After taking your pontoon boat out of the water, check the exterior for any plants or mussels attached to your boat, as they will be much easier to remove now than in the spring. Hose your boat off and let it dry before putting a cover on. You can also apply a polish to the sides and underneath your pontoon boat to reduce the chances of any rusting and so your pontoon will look great when you unveil it in the spring.
Drain & Antifreeze
Once your boat is out of the water, you will likely need to drain all water and the coolant from your outboard or inboard engine and replace it with an antifreeze product that is propylene glycol based. Any lingering water in your motor engine will expand in a very small space, resulting in cracking and damage to your pontoon boat’s motor. Follow the manufacturers instructions for draining water and adding antifreeze.
Use The Right Cover
Putting a tarp over your pontoon boat is better than having no cover at all, but there are many pontoon boat covers designed specifically for handling extreme temperature changes and lasting throughout a harsh winter. A good cover should be able to fit your boat snugly and should have the ability to expand and contract slightly to avoid ripping from temperature changes. Also, be sure that you cover any cracks or holes in the cover to prevent rodents from calling your pontoon boat home for the winter.
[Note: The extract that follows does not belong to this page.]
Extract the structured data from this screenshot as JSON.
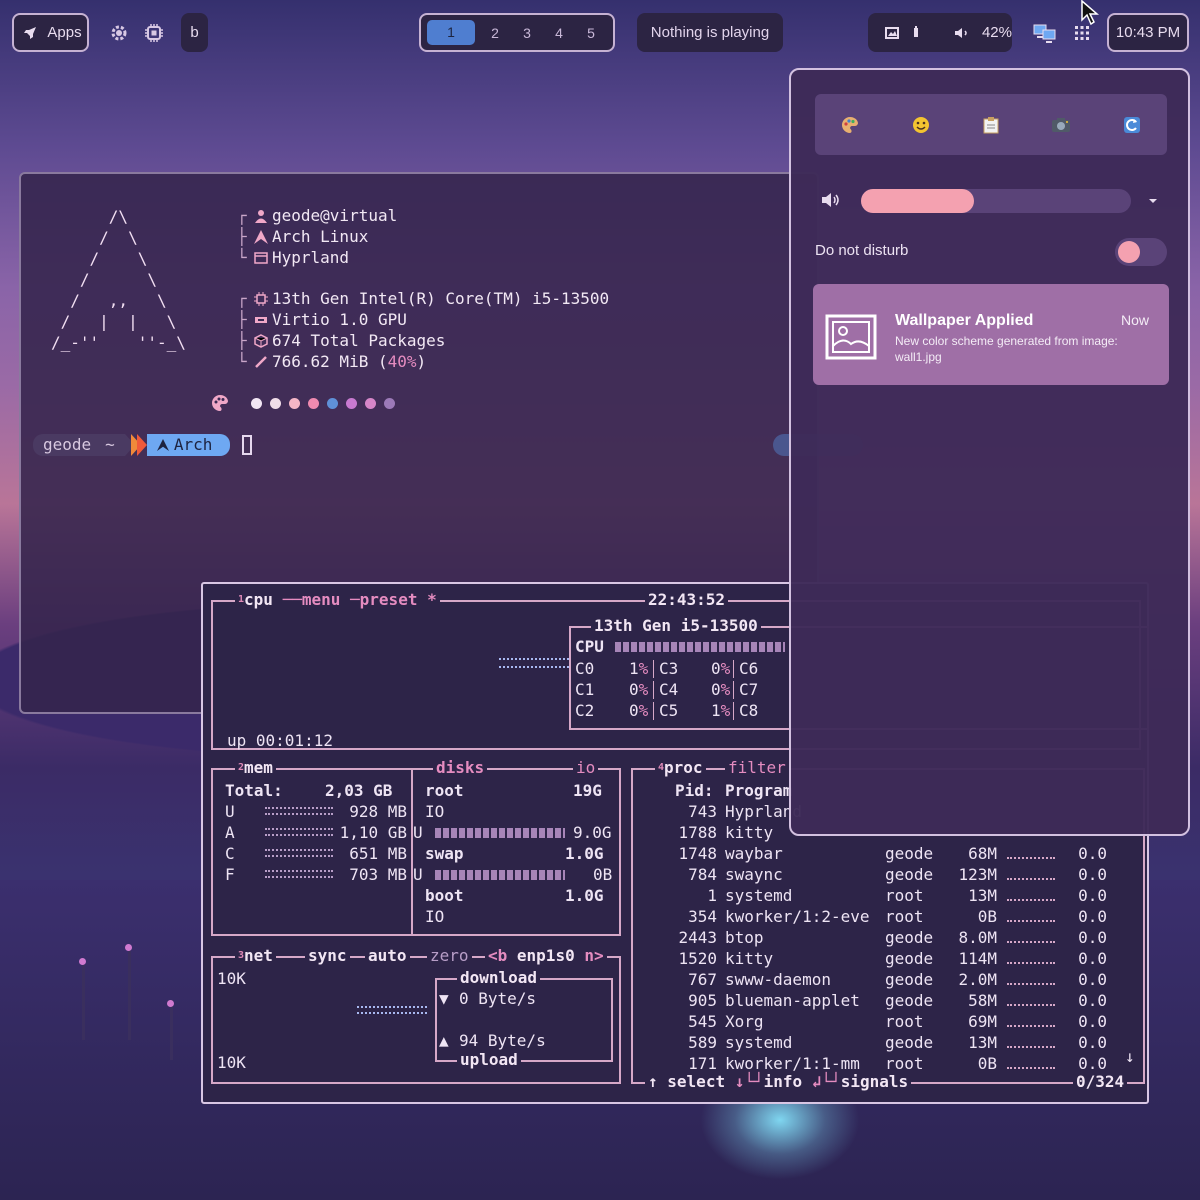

Mice love to make nests in seat cushions on pontoon boats, which typically results in damaged seat cushions and a nasty mess for you to clean up.
The biggest thing that you have to worry about if your boat will be left out in the open is a pooling effect on the cover. If water has the ability to collect on your cover, it can weigh down on the cover and damage it, or leak through to your pontoon boat. You want all moisture to slide right off, which is why many covers come with poles to prop the cover up. Throughout the winter, check to make sure there isn’t any pooling on your cover, and tend to it the best that you can if there is.
Another option that works just as well, if not better, than a pontoon cover is to shrink wrap the pontoon. That ensures that there is no space for water to pool or leak in, and you don’t have to worry about damage to your pontoon cover that you may use throughout the year. Shrink wrap kits can be purchased at marinas and online, but many pontoon boat owners choose to just have a professional do it for them.
If you plan on taking your pontoon boat out of the water, it is good for your battery to store it in a dry and close to room temperature environment like your basement or storage closet. Just make sure the battery is fully charged before you store it away. You can take it to a marina or sometimes an auto center for them to test the battery and charge it up fully if it needs to be charged.
This post was put together by Mike Hall, a boating enthusiast.